Denial of responsibility

This form of denial involves avoiding personal responsibility by:

blaming: a direct statement shifting culpability and may overlap with denial of fact

minimizing: an attempt to make the effects or results of an action appear to be less harmful than they may actually be, or

justifying: when someone takes a choice and attempts to make that choice look okay due to their perception of what is “right” in a situation.

Denial of impact

Denial of impact involves a person’s avoiding thinking about or understanding the harms of his or her behavior has caused to self or others, i.e. denial of the consequences. Doing this enables that person to avoid feeling a sense of guilt and it can prevent him or her from developing remorse or empathy for others. Denial of impact reduces or eliminates a sense of pain or harm from poor decisions.

Denial of awareness

This type of denial is best discussed by looking at the concept of state dependent learning.People using this type of denial will avoid pain and harm by stating they were in a different state of awareness (such as alcohol or drug intoxication or on occasion mental health related). This type of denial often overlaps with denial of responsibility.

Denial of cycle

Many who use this type of denial will say things such as, “it just happened”. Denial of cycle is where a person avoids looking at their decisions leading up to an event or does not consider their pattern of decision making and how harmful behavior is repeated. The pain and harm being avoided by this type of denial is more of the effort needed to change the focus from a singular event to looking at preceding events. It can also serve as a way to blame or justify behavior (see above).

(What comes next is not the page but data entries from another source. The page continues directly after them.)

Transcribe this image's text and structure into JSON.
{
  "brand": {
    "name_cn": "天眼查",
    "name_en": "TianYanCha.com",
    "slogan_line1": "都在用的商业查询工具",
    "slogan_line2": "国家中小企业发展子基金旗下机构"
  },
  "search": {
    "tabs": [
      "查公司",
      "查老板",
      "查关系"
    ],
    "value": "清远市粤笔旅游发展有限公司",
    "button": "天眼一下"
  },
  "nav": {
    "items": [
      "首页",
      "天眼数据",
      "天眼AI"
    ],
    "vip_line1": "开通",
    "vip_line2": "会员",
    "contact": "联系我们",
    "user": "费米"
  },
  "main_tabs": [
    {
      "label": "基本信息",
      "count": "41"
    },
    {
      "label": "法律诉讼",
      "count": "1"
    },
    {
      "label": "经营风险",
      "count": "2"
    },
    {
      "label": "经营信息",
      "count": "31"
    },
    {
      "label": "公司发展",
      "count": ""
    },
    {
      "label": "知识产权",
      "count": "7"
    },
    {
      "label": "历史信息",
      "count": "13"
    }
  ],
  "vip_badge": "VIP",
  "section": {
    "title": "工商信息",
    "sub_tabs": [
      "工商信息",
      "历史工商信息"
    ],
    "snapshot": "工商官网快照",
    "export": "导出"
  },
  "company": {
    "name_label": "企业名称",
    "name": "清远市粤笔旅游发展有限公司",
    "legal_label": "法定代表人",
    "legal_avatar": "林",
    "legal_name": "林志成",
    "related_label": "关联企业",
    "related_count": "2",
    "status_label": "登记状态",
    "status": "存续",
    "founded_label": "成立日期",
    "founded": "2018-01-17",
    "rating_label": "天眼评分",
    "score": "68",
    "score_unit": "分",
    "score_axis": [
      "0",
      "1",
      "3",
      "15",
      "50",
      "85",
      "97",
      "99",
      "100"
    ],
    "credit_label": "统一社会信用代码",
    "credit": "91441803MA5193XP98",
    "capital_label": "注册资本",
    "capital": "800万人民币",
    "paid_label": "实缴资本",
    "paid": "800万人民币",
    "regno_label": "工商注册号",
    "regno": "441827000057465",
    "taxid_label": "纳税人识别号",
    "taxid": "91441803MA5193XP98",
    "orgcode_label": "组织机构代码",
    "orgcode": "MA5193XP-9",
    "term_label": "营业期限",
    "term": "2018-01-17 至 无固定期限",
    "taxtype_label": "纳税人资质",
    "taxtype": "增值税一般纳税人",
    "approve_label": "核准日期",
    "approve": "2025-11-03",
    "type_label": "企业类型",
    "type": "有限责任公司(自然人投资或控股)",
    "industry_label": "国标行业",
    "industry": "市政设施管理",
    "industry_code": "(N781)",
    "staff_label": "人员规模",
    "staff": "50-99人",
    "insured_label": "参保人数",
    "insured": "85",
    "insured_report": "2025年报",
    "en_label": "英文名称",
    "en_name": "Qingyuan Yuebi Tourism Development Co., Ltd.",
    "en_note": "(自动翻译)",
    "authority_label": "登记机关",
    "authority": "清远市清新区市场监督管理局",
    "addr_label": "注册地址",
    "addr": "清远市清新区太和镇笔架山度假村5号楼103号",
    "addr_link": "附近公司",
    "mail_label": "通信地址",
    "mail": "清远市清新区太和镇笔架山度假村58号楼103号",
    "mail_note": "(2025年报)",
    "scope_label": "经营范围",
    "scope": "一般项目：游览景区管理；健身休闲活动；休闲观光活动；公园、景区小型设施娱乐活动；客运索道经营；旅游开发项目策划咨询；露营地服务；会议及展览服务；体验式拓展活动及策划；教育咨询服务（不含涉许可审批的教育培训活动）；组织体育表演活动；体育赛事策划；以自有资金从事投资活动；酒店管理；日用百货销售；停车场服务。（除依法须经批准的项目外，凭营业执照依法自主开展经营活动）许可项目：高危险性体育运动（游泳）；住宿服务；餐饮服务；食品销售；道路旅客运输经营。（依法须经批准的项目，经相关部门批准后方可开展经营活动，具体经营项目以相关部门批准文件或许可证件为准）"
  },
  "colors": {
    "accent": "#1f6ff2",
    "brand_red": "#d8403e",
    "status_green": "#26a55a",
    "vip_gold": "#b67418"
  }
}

Denial of denial

This can be a difficult concept for many people to identify with in themselves, but is a major barrier to changing hurtful behaviors. Denial of denial involves thoughts, actions and behaviors which bolster confidence that nothing needs to be changed in one’s personal behavior. This form of denial typically overlaps with all of the other forms of denial, but involves more self-delusion. Denial at this level can have significant consequences both personally and at a societal level.

It is amazing what knowledge can bring forth in one’s healing… It’s disgusting when one uses knowledge to prey on his victims….what do you think about that one?

 

4 Responses to “Classic Collision Atlanta Travels to Denial #36”

  1. Exposed

    18. Aug, 2012

    They are not videos they are screen caps from a conversation where you did in fact specify that you where never raped. Turn your html on and you will see it.

    Your specific words where “the man never did force me against my will. The heartless asshole refused to help me with my medical bills, or loan me money. I needed those things.”

    http://i1050.photobucket.com/albums/s407/engridlirettexposed1/327da449.jpg

    Lets brush up on the definition of rape.
    Rape: forcing another person to have sexual intercourse

    So seeing as you where never actually forced to do anything(your words not mine) you where never actually raped. Which makes you no not a rape victim but a disgruntled gold digger who never got paid for her services.

  2. Exposed

    10. Aug, 2012